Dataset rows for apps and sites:
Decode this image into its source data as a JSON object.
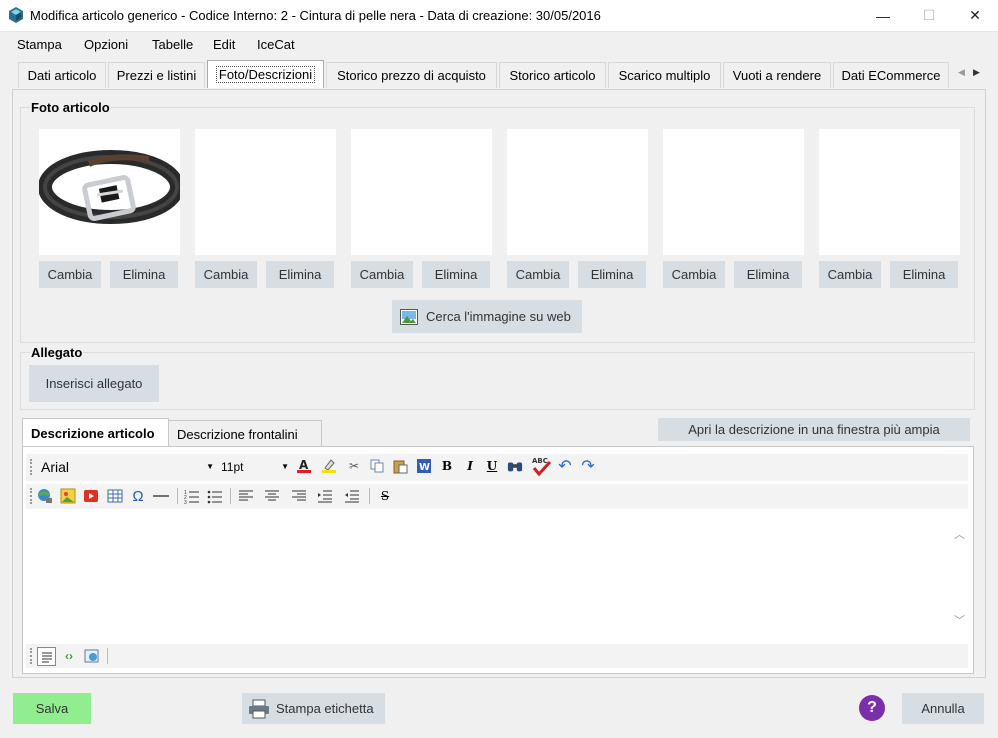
{
  "window": {
    "title": "Modifica articolo generico - Codice Interno: 2 - Cintura di pelle nera - Data di creazione: 30/05/2016",
    "minimize": "—",
    "maximize": "☐",
    "close": "✕"
  },
  "menu": [
    "Stampa",
    "Opzioni",
    "Tabelle",
    "Edit",
    "IceCat"
  ],
  "tabs": [
    "Dati articolo",
    "Prezzi e listini",
    "Foto/Descrizioni",
    "Storico prezzo di acquisto",
    "Storico articolo",
    "Scarico multiplo",
    "Vuoti a rendere",
    "Dati ECommerce"
  ],
  "tab_nav": {
    "prev": "◀",
    "next": "▶"
  },
  "photos": {
    "title": "Foto articolo",
    "change_label": "Cambia",
    "delete_label": "Elimina",
    "search_web_label": "Cerca l'immagine su web"
  },
  "attachment": {
    "title": "Allegato",
    "insert_label": "Inserisci allegato"
  },
  "editor": {
    "tabs": [
      "Descrizione articolo",
      "Descrizione frontalini"
    ],
    "open_wide_label": "Apri la descrizione in una finestra più ampia",
    "font_value": "Arial",
    "size_value": "11pt",
    "bold": "B",
    "italic": "I",
    "underline": "U",
    "spell": "ABC",
    "special_char": "Ω",
    "strike": "S"
  },
  "footer": {
    "save_label": "Salva",
    "print_label": "Stampa etichetta",
    "help": "?",
    "cancel_label": "Annulla"
  },
  "colors": {
    "save_bg": "#90ee90",
    "button_bg": "#d6dde3",
    "help": "#7b2fa8"
  }
}
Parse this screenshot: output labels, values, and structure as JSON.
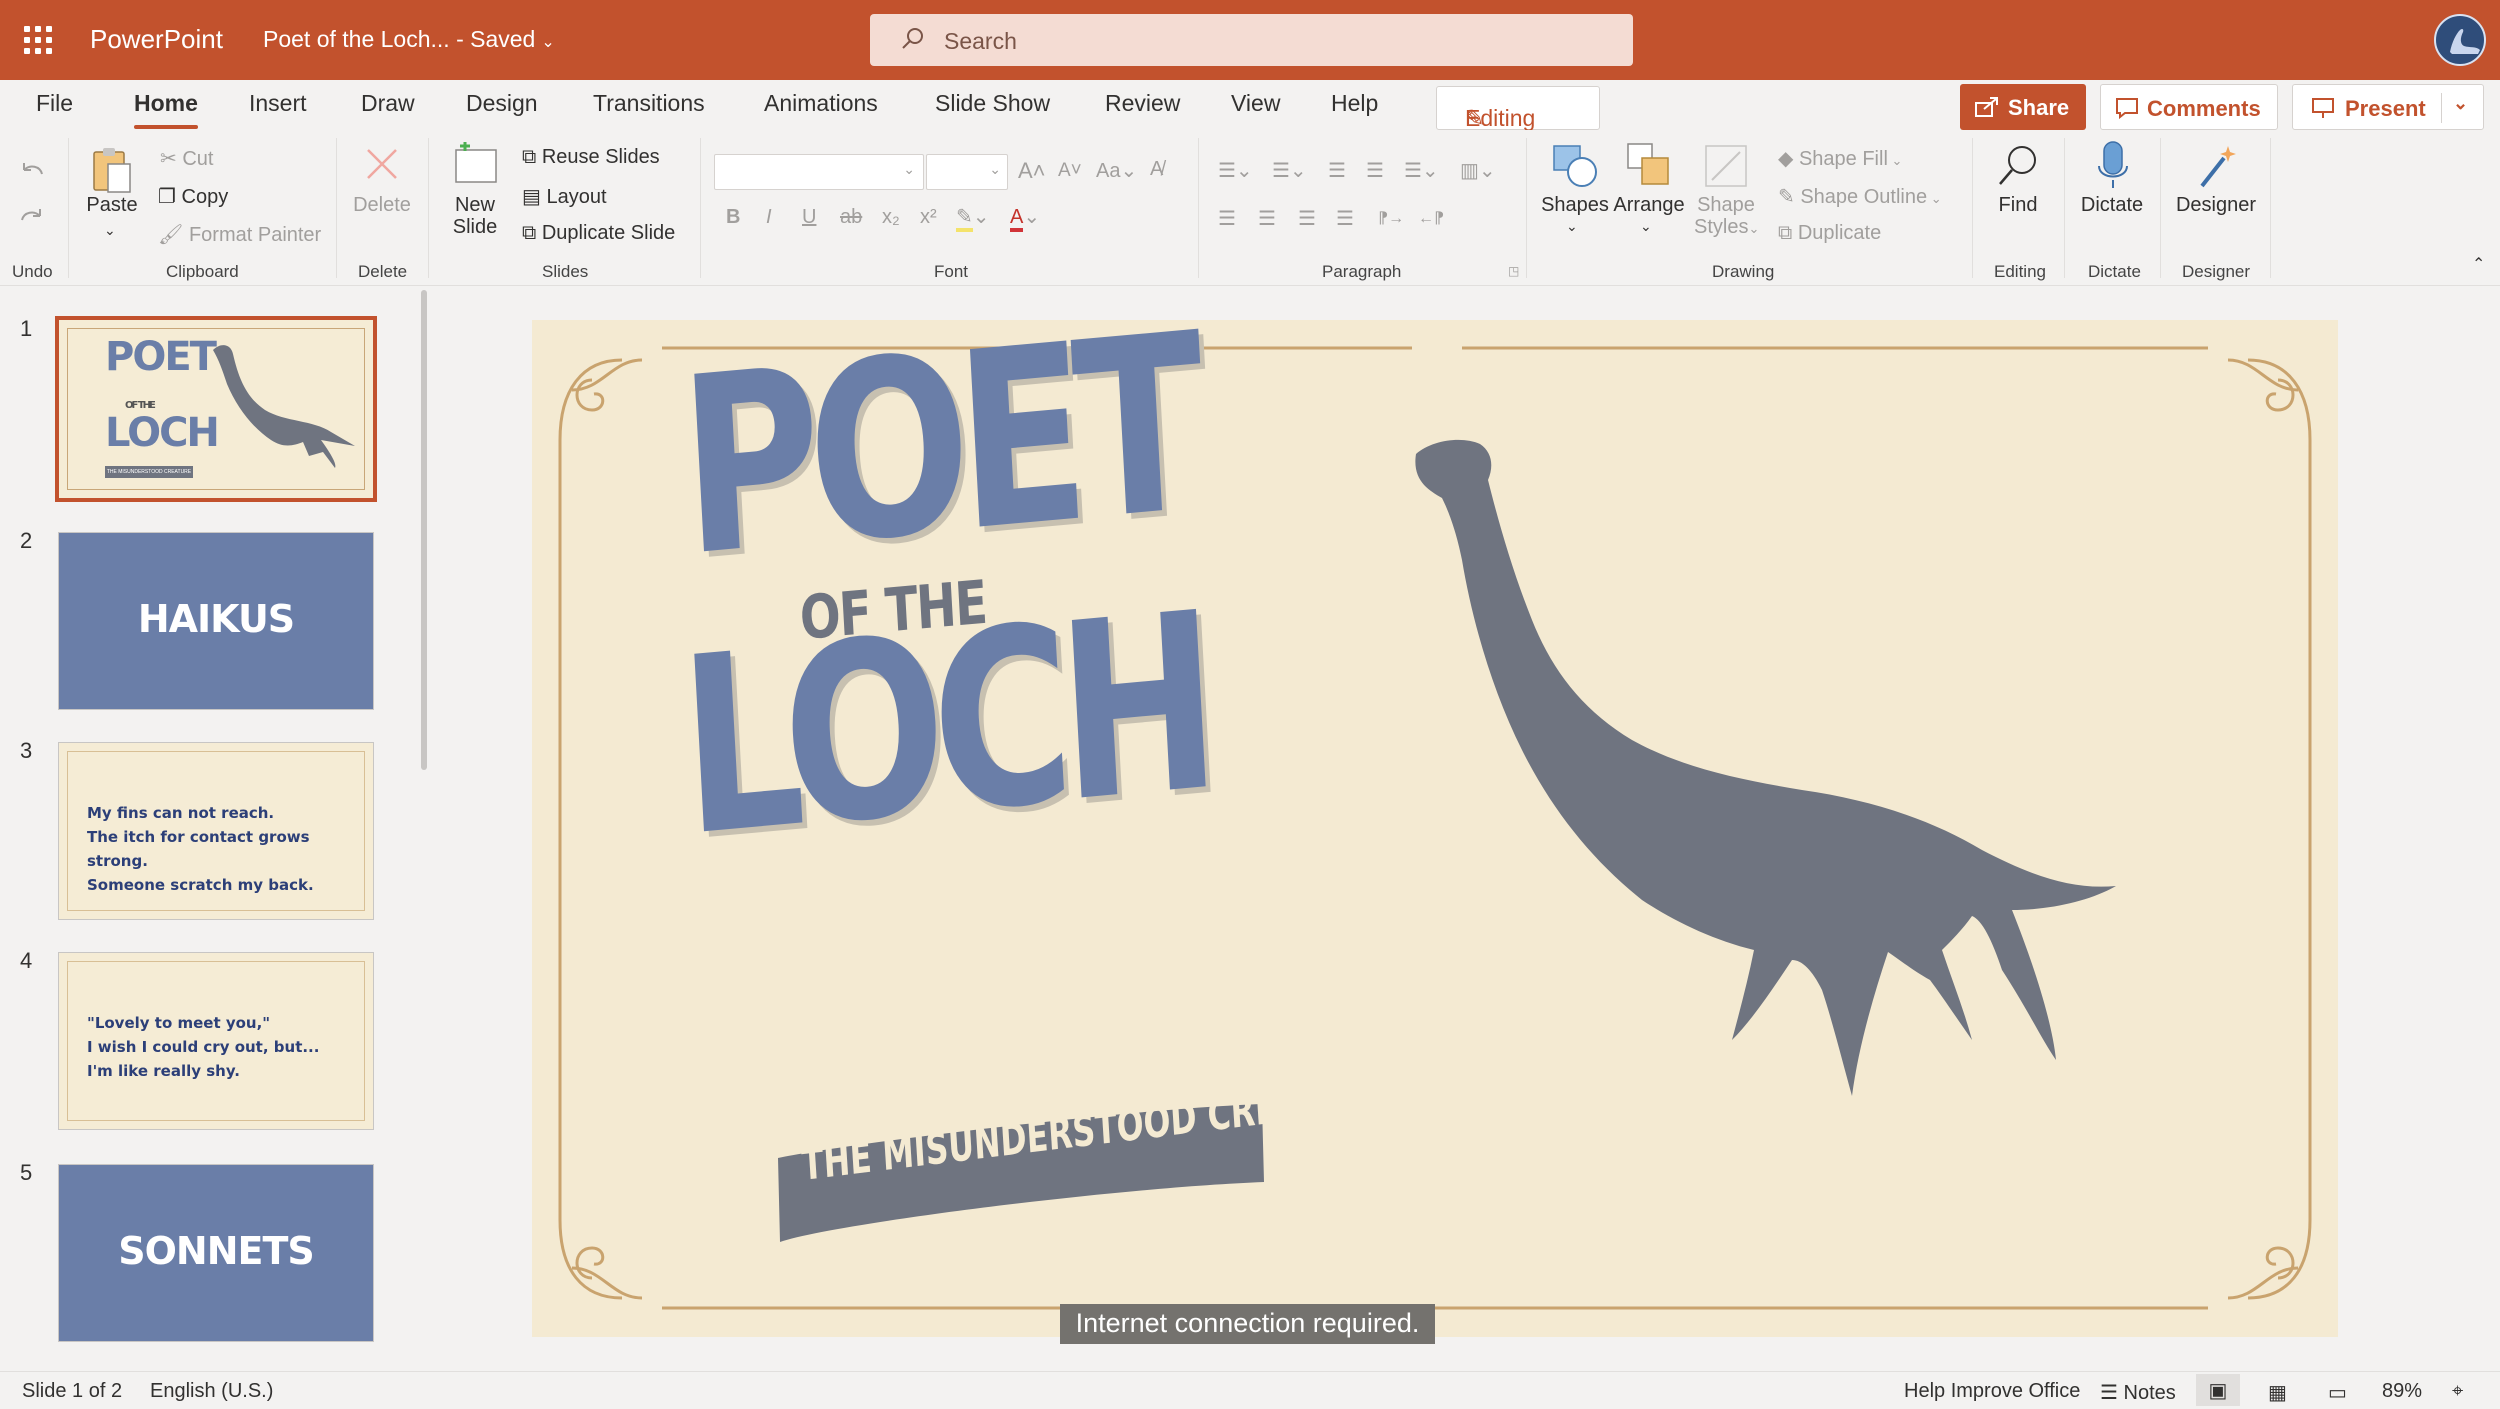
{
  "titlebar": {
    "app_name": "PowerPoint",
    "doc_title": "Poet of the Loch... - Saved",
    "search_placeholder": "Search",
    "accent": "#c2522d"
  },
  "menu": {
    "tabs": [
      "File",
      "Home",
      "Insert",
      "Draw",
      "Design",
      "Transitions",
      "Animations",
      "Slide Show",
      "Review",
      "View",
      "Help"
    ],
    "active_tab": "Home",
    "editing_label": "Editing",
    "share_label": "Share",
    "comments_label": "Comments",
    "present_label": "Present"
  },
  "ribbon": {
    "groups": {
      "undo": "Undo",
      "clipboard": "Clipboard",
      "delete": "Delete",
      "slides": "Slides",
      "font": "Font",
      "paragraph": "Paragraph",
      "drawing": "Drawing",
      "editing": "Editing",
      "dictate": "Dictate",
      "designer": "Designer"
    },
    "paste": "Paste",
    "cut": "Cut",
    "copy": "Copy",
    "format_painter": "Format Painter",
    "delete": "Delete",
    "new_slide_1": "New",
    "new_slide_2": "Slide",
    "reuse_slides": "Reuse Slides",
    "layout": "Layout",
    "duplicate_slide": "Duplicate Slide",
    "shapes": "Shapes",
    "arrange": "Arrange",
    "shape_styles_1": "Shape",
    "shape_styles_2": "Styles",
    "shape_fill": "Shape Fill",
    "shape_outline": "Shape Outline",
    "duplicate": "Duplicate",
    "find": "Find",
    "dictate": "Dictate",
    "designer": "Designer"
  },
  "thumbnails": [
    {
      "num": "1",
      "title_lines": [
        "POET",
        "OF THE",
        "LOCH"
      ],
      "subtitle": "THE MISUNDERSTOOD CREATURE",
      "style": "cover"
    },
    {
      "num": "2",
      "title": "HAIKUS",
      "style": "blue"
    },
    {
      "num": "3",
      "lines": [
        "My fins can not reach.",
        "The itch for contact grows strong.",
        "Someone scratch my back."
      ],
      "style": "cream"
    },
    {
      "num": "4",
      "lines": [
        "\"Lovely to meet you,\"",
        "I wish I could cry out, but...",
        "I'm like really shy."
      ],
      "style": "cream"
    },
    {
      "num": "5",
      "title": "SONNETS",
      "style": "blue"
    }
  ],
  "slide": {
    "title_line1": "POET",
    "title_line2": "OF THE",
    "title_line3": "LOCH",
    "subtitle": "THE MISUNDERSTOOD CREATURE",
    "title_color": "#6a7ea8",
    "creature_color": "#6f7480"
  },
  "toast": "Internet connection required.",
  "statusbar": {
    "slide_info": "Slide 1 of 2",
    "language": "English (U.S.)",
    "help_improve": "Help Improve Office",
    "notes": "Notes",
    "zoom": "89%"
  }
}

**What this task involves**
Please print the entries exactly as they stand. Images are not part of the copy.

**Task result**
Decode this image into its source data as a JSON object.
{
  "window": {
    "title": "Modifica articolo generico - Codice Interno: 2 - Cintura di pelle nera - Data di creazione: 30/05/2016",
    "minimize": "—",
    "maximize": "☐",
    "close": "✕"
  },
  "menu": [
    "Stampa",
    "Opzioni",
    "Tabelle",
    "Edit",
    "IceCat"
  ],
  "tabs": [
    "Dati articolo",
    "Prezzi e listini",
    "Foto/Descrizioni",
    "Storico prezzo di acquisto",
    "Storico articolo",
    "Scarico multiplo",
    "Vuoti a rendere",
    "Dati ECommerce"
  ],
  "tab_nav": {
    "prev": "◀",
    "next": "▶"
  },
  "photos": {
    "title": "Foto articolo",
    "change_label": "Cambia",
    "delete_label": "Elimina",
    "search_web_label": "Cerca l'immagine su web"
  },
  "attachment": {
    "title": "Allegato",
    "insert_label": "Inserisci allegato"
  },
  "editor": {
    "tabs": [
      "Descrizione articolo",
      "Descrizione frontalini"
    ],
    "open_wide_label": "Apri la descrizione in una finestra più ampia",
    "font_value": "Arial",
    "size_value": "11pt",
    "bold": "B",
    "italic": "I",
    "underline": "U",
    "spell": "ABC",
    "special_char": "Ω",
    "strike": "S"
  },
  "footer": {
    "save_label": "Salva",
    "print_label": "Stampa etichetta",
    "help": "?",
    "cancel_label": "Annulla"
  },
  "colors": {
    "save_bg": "#90ee90",
    "button_bg": "#d6dde3",
    "help": "#7b2fa8"
  }
}
Parse this screenshot: output labels, values, and structure as JSON.
{
  "titlebar": {
    "app_name": "PowerPoint",
    "doc_title": "Poet of the Loch... - Saved",
    "search_placeholder": "Search",
    "accent": "#c2522d"
  },
  "menu": {
    "tabs": [
      "File",
      "Home",
      "Insert",
      "Draw",
      "Design",
      "Transitions",
      "Animations",
      "Slide Show",
      "Review",
      "View",
      "Help"
    ],
    "active_tab": "Home",
    "editing_label": "Editing",
    "share_label": "Share",
    "comments_label": "Comments",
    "present_label": "Present"
  },
  "ribbon": {
    "groups": {
      "undo": "Undo",
      "clipboard": "Clipboard",
      "delete": "Delete",
      "slides": "Slides",
      "font": "Font",
      "paragraph": "Paragraph",
      "drawing": "Drawing",
      "editing": "Editing",
      "dictate": "Dictate",
      "designer": "Designer"
    },
    "paste": "Paste",
    "cut": "Cut",
    "copy": "Copy",
    "format_painter": "Format Painter",
    "delete": "Delete",
    "new_slide_1": "New",
    "new_slide_2": "Slide",
    "reuse_slides": "Reuse Slides",
    "layout": "Layout",
    "duplicate_slide": "Duplicate Slide",
    "shapes": "Shapes",
    "arrange": "Arrange",
    "shape_styles_1": "Shape",
    "shape_styles_2": "Styles",
    "shape_fill": "Shape Fill",
    "shape_outline": "Shape Outline",
    "duplicate": "Duplicate",
    "find": "Find",
    "dictate": "Dictate",
    "designer": "Designer"
  },
  "thumbnails": [
    {
      "num": "1",
      "title_lines": [
        "POET",
        "OF THE",
        "LOCH"
      ],
      "subtitle": "THE MISUNDERSTOOD CREATURE",
      "style": "cover"
    },
    {
      "num": "2",
      "title": "HAIKUS",
      "style": "blue"
    },
    {
      "num": "3",
      "lines": [
        "My fins can not reach.",
        "The itch for contact grows strong.",
        "Someone scratch my back."
      ],
      "style": "cream"
    },
    {
      "num": "4",
      "lines": [
        "\"Lovely to meet you,\"",
        "I wish I could cry out, but...",
        "I'm like really shy."
      ],
      "style": "cream"
    },
    {
      "num": "5",
      "title": "SONNETS",
      "style": "blue"
    }
  ],
  "slide": {
    "title_line1": "POET",
    "title_line2": "OF THE",
    "title_line3": "LOCH",
    "subtitle": "THE MISUNDERSTOOD CREATURE",
    "title_color": "#6a7ea8",
    "creature_color": "#6f7480"
  },
  "toast": "Internet connection required.",
  "statusbar": {
    "slide_info": "Slide 1 of 2",
    "language": "English (U.S.)",
    "help_improve": "Help Improve Office",
    "notes": "Notes",
    "zoom": "89%"
  }
}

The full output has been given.